UN Member States discussed the organizational arrangements of the high-level meeting (HLM) to address large movements of refugees and migrants taking place on 19 September 2016.
Providing feedback on a draft Decision on modalities, Member States addressed the HLM's scope, level of participation, stakeholder participation and outcome, among other elements.
The co-facilitators prepared the draft Decision following informal consultations with Member States on 2 March and 18 March 2016.
7 April 2016: UN Member States discussed the organizational arrangements of the September 2016 high-level meeting (HLM) to address large movements of refugees and migrants. Providing feedback on a draft Decision on modalities, Member States addressed the HLM’s scope, level of participation, stakeholder participation and outcome, among other elements. The co-facilitators prepared the draft Decision following informal consultations with Member States on 2 March and 18 March 2016.
In a decision of December 2015, the UN General Assembly (UNGA) requested UN Secretary-General Ban Ki-moon to prepare a report and recommendations on ways to address large movements of refugees and migrants, by May 2016, and decided to convene a high-level plenary meeting on the issue at the start of the 71st UNGA session. Karen AbuZayd, US, was appointed Special Adviser to the UN Secretary-General to work with UN entities and consult with Member States and others in the lead-up to the HLM, as well as to oversee the report. Dina Kawar, Permanent Representative of Jordan, and David Donoghue, Permanent Representative of Ireland, were appointed co-facilitators of the HLM.
The informal meeting to consult on the draft Decision took place on 7 April 2016, in New York, US. During the three meetings, Member States said the HLM should: highlight positive narratives about migration (Bangladesh, the Philippines); look at migration as a global issue (Bangladesh, Iran, the Philippines); highlight development planning, and provide a platform for Member States to reaffirm their commitments to international human rights laws (US); address unilateral measures (Syria); emphasize the need for international burden sharing (EU, Turkey); take into account the different levels of economic development between origin and destination countries (Brazil); address protracted refugee situations and repeated displacement (Palestine); include regional organizations (Mexico); address xenophobia, racism and intolerance (Iran); address human trafficking and smuggling (Eritrea, EU, Myanmar); and discuss the link between migration and climate change (Eritrea, Ethiopia, Fiji).
Japan, Philippines, Switzerland, Turkey and the US said the High-level Meeting should take into account the outcome of the World Humanitarian Summit (WHS) in May 2016, while India noted reservations with regard to making the outcome of the WHS a basis for negotiations, as that will not be a negotiated outcome. Bangladesh said the September HLM should be a stepping stone towards a UN process for ensuring safe, orderly and regular migration. The US noted that the UNGA’s High-level Meeting will be complementary to US President Barack Obama’s Summit for Refugees, scheduled to take place on 20 September 2016, which aims to catalyze commitments.
On the scope of the HLM, Bangladesh said it should address all forms of human mobility.

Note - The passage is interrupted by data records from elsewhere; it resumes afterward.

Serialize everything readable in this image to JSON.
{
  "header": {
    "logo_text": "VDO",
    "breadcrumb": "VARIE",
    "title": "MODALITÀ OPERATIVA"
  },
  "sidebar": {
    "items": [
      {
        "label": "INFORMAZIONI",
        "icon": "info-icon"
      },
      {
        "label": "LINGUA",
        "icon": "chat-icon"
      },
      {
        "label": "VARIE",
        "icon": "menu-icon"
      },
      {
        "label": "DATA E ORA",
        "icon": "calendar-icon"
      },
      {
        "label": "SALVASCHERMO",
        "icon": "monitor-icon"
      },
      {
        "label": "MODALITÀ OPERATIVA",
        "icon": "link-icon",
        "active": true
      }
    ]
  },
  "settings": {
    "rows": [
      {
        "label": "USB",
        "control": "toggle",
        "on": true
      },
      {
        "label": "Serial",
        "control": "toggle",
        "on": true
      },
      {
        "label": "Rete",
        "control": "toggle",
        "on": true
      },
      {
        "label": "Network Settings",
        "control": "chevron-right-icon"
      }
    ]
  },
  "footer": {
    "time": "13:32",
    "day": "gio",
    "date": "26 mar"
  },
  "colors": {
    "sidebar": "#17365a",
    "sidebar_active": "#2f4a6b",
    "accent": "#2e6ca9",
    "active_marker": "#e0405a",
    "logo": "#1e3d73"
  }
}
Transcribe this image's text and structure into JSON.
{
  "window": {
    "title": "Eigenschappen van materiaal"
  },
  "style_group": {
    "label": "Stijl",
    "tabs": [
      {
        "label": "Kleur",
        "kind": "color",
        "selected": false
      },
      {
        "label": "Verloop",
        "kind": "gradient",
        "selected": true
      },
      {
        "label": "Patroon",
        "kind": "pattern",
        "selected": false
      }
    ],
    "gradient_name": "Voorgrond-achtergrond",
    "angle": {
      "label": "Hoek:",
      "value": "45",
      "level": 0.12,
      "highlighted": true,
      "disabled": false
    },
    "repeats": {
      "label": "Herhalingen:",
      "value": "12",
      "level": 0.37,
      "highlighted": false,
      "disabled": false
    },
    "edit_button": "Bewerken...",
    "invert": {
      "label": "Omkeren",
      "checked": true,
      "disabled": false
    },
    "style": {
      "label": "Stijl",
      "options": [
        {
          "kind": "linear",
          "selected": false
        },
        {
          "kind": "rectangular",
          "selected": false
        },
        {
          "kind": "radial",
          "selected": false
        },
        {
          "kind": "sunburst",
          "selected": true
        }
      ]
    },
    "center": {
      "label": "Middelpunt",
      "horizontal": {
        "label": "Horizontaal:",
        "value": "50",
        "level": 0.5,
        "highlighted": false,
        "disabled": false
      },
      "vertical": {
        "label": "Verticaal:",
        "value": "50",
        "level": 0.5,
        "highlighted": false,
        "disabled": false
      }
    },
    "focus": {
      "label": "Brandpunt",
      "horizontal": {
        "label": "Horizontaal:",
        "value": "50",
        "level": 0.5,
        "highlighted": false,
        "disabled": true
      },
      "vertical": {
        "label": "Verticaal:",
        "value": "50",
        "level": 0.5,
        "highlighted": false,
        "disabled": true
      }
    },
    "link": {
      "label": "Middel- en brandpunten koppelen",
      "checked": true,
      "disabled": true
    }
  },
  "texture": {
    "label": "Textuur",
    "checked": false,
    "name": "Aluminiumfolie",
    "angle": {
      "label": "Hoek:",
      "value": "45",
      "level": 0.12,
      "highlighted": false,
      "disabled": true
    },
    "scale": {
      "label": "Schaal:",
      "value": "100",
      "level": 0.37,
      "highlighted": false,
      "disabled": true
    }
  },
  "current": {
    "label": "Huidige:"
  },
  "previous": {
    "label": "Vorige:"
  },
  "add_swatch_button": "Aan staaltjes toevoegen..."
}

The EU and US stressed the need to also address internally displaced persons (IDPs), which India and Iran opposed.
On the level of participation, China, supported by Japan, requested more flexibility for Member States, such as “at the highest level possible, preferable at the level of Head of State or Government,” while Canada and Turkey supported the formulation in the draft Decision: “Member States would be invited to participate at the level of Head of State or Government.”
On stakeholder participation in the HLM, China, Egypt, Iran, the Russian Federation and Syria said participation should be in compliance with the procedures of the UNGA, and that NGOs not affiliated with the UN Economic and Social Council (ECOSOC) should be considered on a “non-objection basis.” Brazil, Canada, the EU, Japan, Mexico, Palestine, Philippines and US expressed preference for an open, transparent and inclusive process, including in the preparatory meetings. India said stakeholders’ participation could follow the example of the negotiations on the 2030 Agenda for Sustainable Development. Palestine called for a clear reference to observers and to integrate them in the process. Switzerland stressed the need to highlight private sector participation.
On the outcome document of the HLM, China said it should be negotiated by Member States on the basis of consensus, and Syria suggested a basis of compromise. Brazil was “particularly in favor” of a negotiated outcome with practical recommendations, and wished to begin negotiations soon after the release of the Secretary-General’s report and recommendations. Switzerland said the outcome document should be informed by discussions in other international meetings, such as the WHS, and, supported by Canada, that the co-facilitators should be “the penholders.” Iran and Argentina preferred “line by line negotiations” that could lead to a consensual text, which Japan opposed. China, Egypt, Iran and Myanmar called for the outcome document to address the root causes of migration and express clear commitments.
Donoghue said the discussion on modalities will continue on 19 April, and should conclude by the end of April, so Member States can move into substantive negotiations following the release of the Secretary-General’s report. The co-facilitators plan to circulate a revised draft decision a week before the 19 April consultations. [Co-Facilitators’ Letter and draft Decision] [IISD RS Story on Non-Paper] [IISD RS Sources]